Yet the traditional stigma around out-of-wedlock childbearing endures, which means that unmarried Japanese are more likely to embrace “voluntary childlessness” than the unwed parenting that’s becoming an American norm. And the traditional Japanese suspicion of immigration (another possible source for demographic vitality) has endured into the 21st century as well. Eberstadt notes that “in 2009 Japan naturalized barely a third as many new citizens as Switzerland, a country with a population only 6 percent the size of Japan’s and a reputation of its own for standoffishness.”

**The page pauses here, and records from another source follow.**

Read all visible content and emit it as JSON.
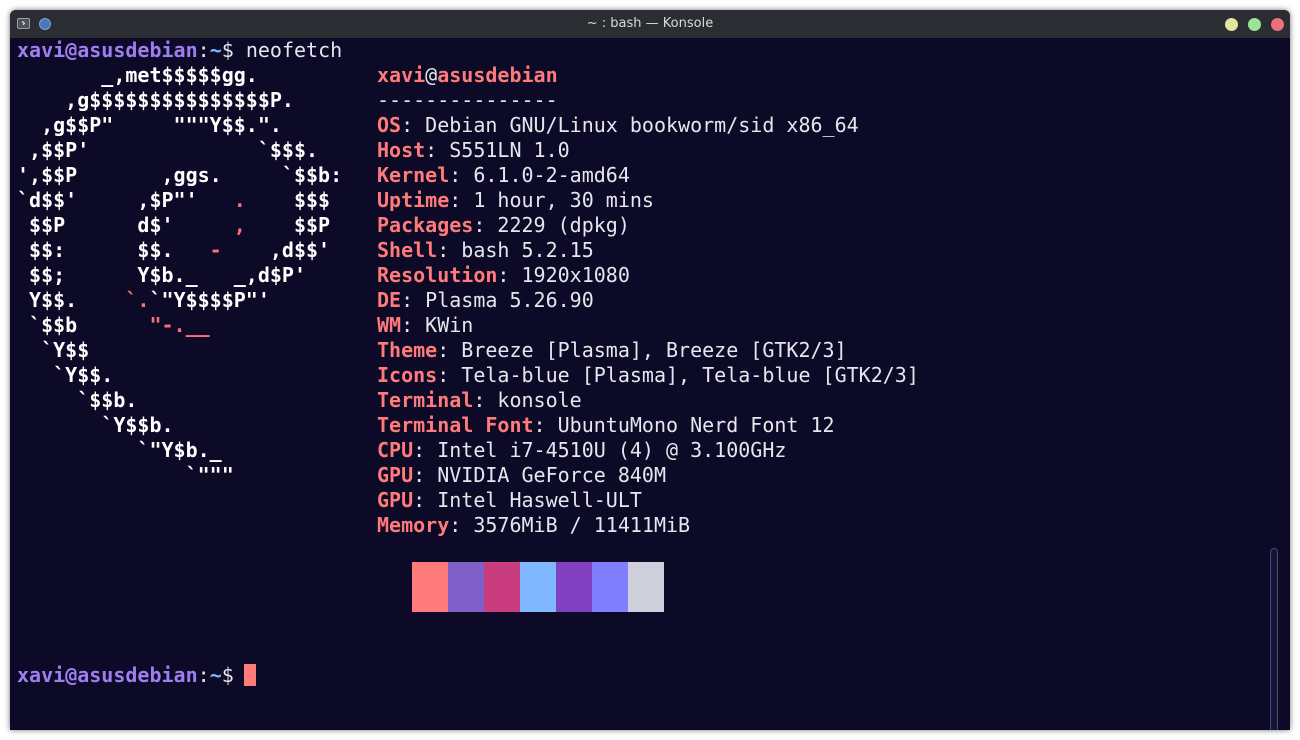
{
  "window": {
    "title": "~ : bash — Konsole",
    "icons": {
      "app": "terminal-icon",
      "pin": "pin-icon",
      "minimize": "minimize-icon",
      "maximize": "maximize-icon",
      "close": "close-icon"
    }
  },
  "prompt": {
    "user": "xavi",
    "at": "@",
    "host": "asusdebian",
    "colon": ":",
    "path": "~",
    "dollar": "$",
    "command": " neofetch"
  },
  "logo": [
    [
      "       _,met$$$$$gg.",
      "",
      ""
    ],
    [
      "    ,g$$$$$$$$$$$$$$$P.",
      "",
      ""
    ],
    [
      "  ,g$$P\"     \"\"\"Y$$.\".",
      "",
      ""
    ],
    [
      " ,$$P'              `$$$.",
      "",
      ""
    ],
    [
      "',$$P       ,ggs.     `$$b:",
      "",
      ""
    ],
    [
      "`d$$'     ,$P\"'   ",
      ".",
      "    $$$"
    ],
    [
      " $$P      d$'     ",
      ",",
      "    $$P"
    ],
    [
      " $$:      $$.   ",
      "-",
      "    ,d$$'"
    ],
    [
      " $$;      Y$b._   _,d$P'",
      "",
      ""
    ],
    [
      " Y$$.    ",
      "`.",
      "`\"Y$$$$P\"'"
    ],
    [
      " `$$b      ",
      "\"-.__",
      ""
    ],
    [
      "  `Y$$",
      "",
      ""
    ],
    [
      "   `Y$$.",
      "",
      ""
    ],
    [
      "     `$$b.",
      "",
      ""
    ],
    [
      "       `Y$$b.",
      "",
      ""
    ],
    [
      "          `\"Y$b._",
      "",
      ""
    ],
    [
      "              `\"\"\"",
      "",
      ""
    ]
  ],
  "info": {
    "user": "xavi",
    "at": "@",
    "host": "asusdebian",
    "separator": "---------------",
    "rows": [
      {
        "key": "OS",
        "value": ": Debian GNU/Linux bookworm/sid x86_64"
      },
      {
        "key": "Host",
        "value": ": S551LN 1.0"
      },
      {
        "key": "Kernel",
        "value": ": 6.1.0-2-amd64"
      },
      {
        "key": "Uptime",
        "value": ": 1 hour, 30 mins"
      },
      {
        "key": "Packages",
        "value": ": 2229 (dpkg)"
      },
      {
        "key": "Shell",
        "value": ": bash 5.2.15"
      },
      {
        "key": "Resolution",
        "value": ": 1920x1080"
      },
      {
        "key": "DE",
        "value": ": Plasma 5.26.90"
      },
      {
        "key": "WM",
        "value": ": KWin"
      },
      {
        "key": "Theme",
        "value": ": Breeze [Plasma], Breeze [GTK2/3]"
      },
      {
        "key": "Icons",
        "value": ": Tela-blue [Plasma], Tela-blue [GTK2/3]"
      },
      {
        "key": "Terminal",
        "value": ": konsole"
      },
      {
        "key": "Terminal Font",
        "value": ": UbuntuMono Nerd Font 12"
      },
      {
        "key": "CPU",
        "value": ": Intel i7-4510U (4) @ 3.100GHz"
      },
      {
        "key": "GPU",
        "value": ": NVIDIA GeForce 840M"
      },
      {
        "key": "GPU",
        "value": ": Intel Haswell-ULT"
      },
      {
        "key": "Memory",
        "value": ": 3576MiB / 11411MiB"
      }
    ]
  },
  "palette": [
    "#ff7b7b",
    "#8060c8",
    "#c93c7e",
    "#7fb8ff",
    "#8040c0",
    "#7f7fff",
    "#cfcfdc"
  ],
  "colors": {
    "background": "#0c0a26",
    "accent_red": "#ff7b7b",
    "prompt_purple": "#9d7ff2",
    "path_blue": "#7fb5ff"
  }
}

These trends are forging a society that sometimes evokes the infertile Britain in James’s dystopia. Japan has one of the highest suicide rates in the developed world, and there were rashes of Internet-enabled group suicides in the last decade. Rental “relatives” are available for sparsely attended wedding parties; so-called “babyloids” — furry dolls that mimic infant sounds — are being developed for lonely seniors; and Japanese researchers are at the forefront of efforts to build robots that resemble human babies. The younger generation includes millions of so-called “parasite singles” who still live with (and off) their parents, and perhaps hundreds of thousands of the “hikikomori”—“young adults,” Eberstadt writes, “who shut themselves off almost entirely by retreating into a friendless life of video games, the Internet and manga (comics) in their parents’ home.”

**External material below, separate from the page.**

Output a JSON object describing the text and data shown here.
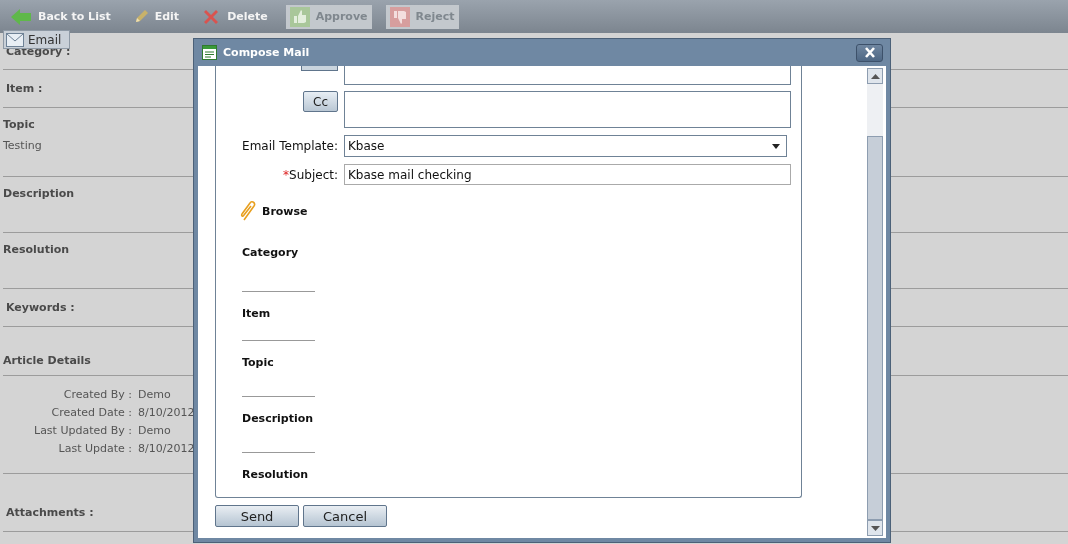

And speaking of Japan and Europe, "Europe faces Japan syndrome as credit demand implodes," Ambrose Evans-Pritchard writes in the London Telegraph:
This slump in loan demand is more or less what happened during Japan’s Lost Decade as Mr and Mrs Watanabe shunned debt. Zero interest rates did nothing. The Bank of Japan was "pushing on a string" (though it never really launched bond purchases with any serious determination).

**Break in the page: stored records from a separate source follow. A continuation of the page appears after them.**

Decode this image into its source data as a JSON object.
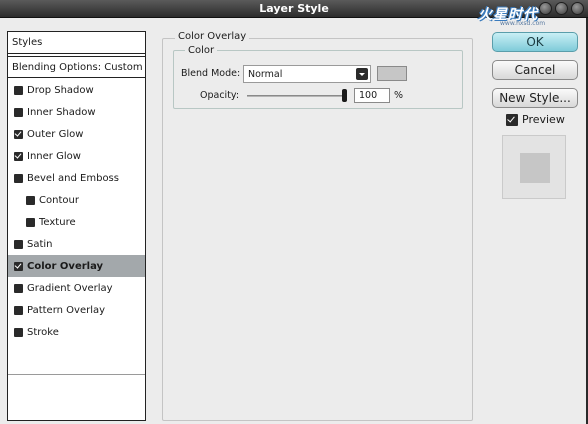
{
  "window": {
    "title": "Layer Style"
  },
  "watermark": {
    "main": "火星时代",
    "sub": "www.hxsd.com"
  },
  "sidebar": {
    "header_styles": "Styles",
    "header_blending": "Blending Options: Custom",
    "items": [
      {
        "label": "Drop Shadow",
        "checked": false,
        "sub": false,
        "active": false
      },
      {
        "label": "Inner Shadow",
        "checked": false,
        "sub": false,
        "active": false
      },
      {
        "label": "Outer Glow",
        "checked": true,
        "sub": false,
        "active": false
      },
      {
        "label": "Inner Glow",
        "checked": true,
        "sub": false,
        "active": false
      },
      {
        "label": "Bevel and Emboss",
        "checked": false,
        "sub": false,
        "active": false
      },
      {
        "label": "Contour",
        "checked": false,
        "sub": true,
        "active": false
      },
      {
        "label": "Texture",
        "checked": false,
        "sub": true,
        "active": false
      },
      {
        "label": "Satin",
        "checked": false,
        "sub": false,
        "active": false
      },
      {
        "label": "Color Overlay",
        "checked": true,
        "sub": false,
        "active": true
      },
      {
        "label": "Gradient Overlay",
        "checked": false,
        "sub": false,
        "active": false
      },
      {
        "label": "Pattern Overlay",
        "checked": false,
        "sub": false,
        "active": false
      },
      {
        "label": "Stroke",
        "checked": false,
        "sub": false,
        "active": false
      }
    ]
  },
  "panel": {
    "group_title": "Color Overlay",
    "subgroup_title": "Color",
    "blend_mode_label": "Blend Mode:",
    "blend_mode_value": "Normal",
    "overlay_color": "#c6c6c6",
    "opacity_label": "Opacity:",
    "opacity_value": "100",
    "opacity_unit": "%",
    "opacity_level": 1.0
  },
  "buttons": {
    "ok": "OK",
    "cancel": "Cancel",
    "new_style": "New Style...",
    "preview_label": "Preview",
    "preview_checked": true
  }
}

It is true that banks have slowed the pace of credit tightening, but they are nevertheless still tightening. "A banking crisis remains very much in play for much of the region," said David Owen from Jefferies Fixed Income.
The credit squeeze is entirely predictable – and was widely predicted – given that banks must raise their core Tier 1 capital ratios to 9pc by July to meet EU rules, or face nationalisation. (The pro-cyclical folly of this beggars belief: by all means impose higher buffers, but not during a recession, and not by letting banks slash their balance sheets. The US at least forced its banks to raise capital, an entirely different policy since it does not lead to a lending crunch.)
The IMF said last week that Europe’s banks would slash their balance sheets by €2 trillion – or 7pc – by next year. This amounts to an economic shock. The Fund said deleveraging on this scale at a time of sharp fiscal tightening risks a "bad equilibrium".
Indeed it does. It ensures hell for countries containing 200m people, or more. Judging by the rise of Sinn Fein, the Dutch Freedom Party, the Dutch Socialist Party (hard-Left), France’s Front National, and some true fire-breathers in Greece, they victims will not readily put up with this.
Oh well, what's another potential "European Civil War" amongst friends and neighbors? Over on this side of the Atlantic, America's Bluest of Blue regions are undergoing similar demographic and economic convulsions, as we'll explore right after the page break.